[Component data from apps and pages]

========

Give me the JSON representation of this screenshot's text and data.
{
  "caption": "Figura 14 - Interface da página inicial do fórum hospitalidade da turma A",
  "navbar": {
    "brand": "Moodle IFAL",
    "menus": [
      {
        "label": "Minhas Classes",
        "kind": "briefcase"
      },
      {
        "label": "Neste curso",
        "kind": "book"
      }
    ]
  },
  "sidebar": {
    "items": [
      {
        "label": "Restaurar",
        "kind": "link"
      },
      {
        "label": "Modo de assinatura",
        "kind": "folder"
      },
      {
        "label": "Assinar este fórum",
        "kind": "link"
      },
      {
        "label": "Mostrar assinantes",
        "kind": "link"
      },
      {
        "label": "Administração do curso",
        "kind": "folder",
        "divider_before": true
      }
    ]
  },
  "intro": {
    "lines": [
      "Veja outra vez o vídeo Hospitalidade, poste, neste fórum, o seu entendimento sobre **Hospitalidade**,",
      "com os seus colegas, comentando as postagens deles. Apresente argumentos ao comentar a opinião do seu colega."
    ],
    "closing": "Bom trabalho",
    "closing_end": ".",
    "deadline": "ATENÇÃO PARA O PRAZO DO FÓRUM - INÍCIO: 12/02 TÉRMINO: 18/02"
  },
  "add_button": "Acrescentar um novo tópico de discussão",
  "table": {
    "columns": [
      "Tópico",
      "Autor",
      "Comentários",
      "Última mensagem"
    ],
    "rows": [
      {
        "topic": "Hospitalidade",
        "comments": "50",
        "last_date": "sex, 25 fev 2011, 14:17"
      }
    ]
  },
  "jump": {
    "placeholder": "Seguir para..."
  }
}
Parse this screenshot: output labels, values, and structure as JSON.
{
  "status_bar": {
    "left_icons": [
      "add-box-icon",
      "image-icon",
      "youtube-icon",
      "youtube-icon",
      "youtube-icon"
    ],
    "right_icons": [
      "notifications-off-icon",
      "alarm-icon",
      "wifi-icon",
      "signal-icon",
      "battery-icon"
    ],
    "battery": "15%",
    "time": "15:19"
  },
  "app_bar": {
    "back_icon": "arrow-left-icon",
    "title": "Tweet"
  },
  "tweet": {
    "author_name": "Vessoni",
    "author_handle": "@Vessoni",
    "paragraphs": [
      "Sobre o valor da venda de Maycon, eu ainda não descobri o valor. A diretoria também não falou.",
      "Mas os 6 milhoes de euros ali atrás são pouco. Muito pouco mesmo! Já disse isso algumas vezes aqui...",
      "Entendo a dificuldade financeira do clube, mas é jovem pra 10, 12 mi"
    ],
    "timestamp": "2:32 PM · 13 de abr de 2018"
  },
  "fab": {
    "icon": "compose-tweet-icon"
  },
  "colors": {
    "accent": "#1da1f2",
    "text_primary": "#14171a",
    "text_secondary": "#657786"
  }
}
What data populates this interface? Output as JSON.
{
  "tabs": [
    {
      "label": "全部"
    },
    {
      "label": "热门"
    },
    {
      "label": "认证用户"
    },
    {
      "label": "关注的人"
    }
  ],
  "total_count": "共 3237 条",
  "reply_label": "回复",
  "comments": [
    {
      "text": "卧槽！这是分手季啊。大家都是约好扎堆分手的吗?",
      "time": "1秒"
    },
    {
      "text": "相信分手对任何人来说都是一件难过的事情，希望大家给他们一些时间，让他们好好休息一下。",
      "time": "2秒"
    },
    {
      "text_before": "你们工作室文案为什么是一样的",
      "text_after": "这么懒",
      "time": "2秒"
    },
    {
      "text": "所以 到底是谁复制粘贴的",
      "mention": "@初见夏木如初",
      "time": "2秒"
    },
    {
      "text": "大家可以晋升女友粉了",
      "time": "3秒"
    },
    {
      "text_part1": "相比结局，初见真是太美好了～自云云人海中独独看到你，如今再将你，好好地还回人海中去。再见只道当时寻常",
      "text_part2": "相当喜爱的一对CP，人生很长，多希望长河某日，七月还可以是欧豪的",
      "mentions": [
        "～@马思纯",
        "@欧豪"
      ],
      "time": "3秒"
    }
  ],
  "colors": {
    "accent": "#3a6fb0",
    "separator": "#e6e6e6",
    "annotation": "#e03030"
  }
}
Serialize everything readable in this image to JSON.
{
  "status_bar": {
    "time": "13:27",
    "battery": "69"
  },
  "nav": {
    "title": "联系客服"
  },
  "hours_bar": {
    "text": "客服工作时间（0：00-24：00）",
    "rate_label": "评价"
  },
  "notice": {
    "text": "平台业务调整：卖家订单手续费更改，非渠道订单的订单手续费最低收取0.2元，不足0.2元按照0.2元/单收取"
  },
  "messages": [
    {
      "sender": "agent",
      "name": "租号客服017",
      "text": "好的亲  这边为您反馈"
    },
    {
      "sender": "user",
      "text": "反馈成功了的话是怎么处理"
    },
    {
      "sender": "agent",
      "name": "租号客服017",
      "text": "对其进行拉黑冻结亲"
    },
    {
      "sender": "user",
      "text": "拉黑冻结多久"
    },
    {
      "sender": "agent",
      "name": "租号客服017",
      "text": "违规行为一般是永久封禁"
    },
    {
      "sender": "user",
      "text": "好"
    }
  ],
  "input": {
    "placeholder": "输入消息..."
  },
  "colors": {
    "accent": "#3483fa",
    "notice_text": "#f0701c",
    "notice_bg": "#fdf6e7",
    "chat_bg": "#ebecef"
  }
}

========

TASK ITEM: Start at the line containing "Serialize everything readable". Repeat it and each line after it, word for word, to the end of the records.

FINISHED EXERCISE:
Serialize everything readable in this image to JSON.
{
  "status_bar": {
    "time": "13:27",
    "battery": "69"
  },
  "nav": {
    "title": "联系客服"
  },
  "hours_bar": {
    "text": "客服工作时间（0：00-24：00）",
    "rate_label": "评价"
  },
  "notice": {
    "text": "平台业务调整：卖家订单手续费更改，非渠道订单的订单手续费最低收取0.2元，不足0.2元按照0.2元/单收取"
  },
  "messages": [
    {
      "sender": "agent",
      "name": "租号客服017",
      "text": "好的亲  这边为您反馈"
    },
    {
      "sender": "user",
      "text": "反馈成功了的话是怎么处理"
    },
    {
      "sender": "agent",
      "name": "租号客服017",
      "text": "对其进行拉黑冻结亲"
    },
    {
      "sender": "user",
      "text": "拉黑冻结多久"
    },
    {
      "sender": "agent",
      "name": "租号客服017",
      "text": "违规行为一般是永久封禁"
    },
    {
      "sender": "user",
      "text": "好"
    }
  ],
  "input": {
    "placeholder": "输入消息..."
  },
  "colors": {
    "accent": "#3483fa",
    "notice_text": "#f0701c",
    "notice_bg": "#fdf6e7",
    "chat_bg": "#ebecef"
  }
}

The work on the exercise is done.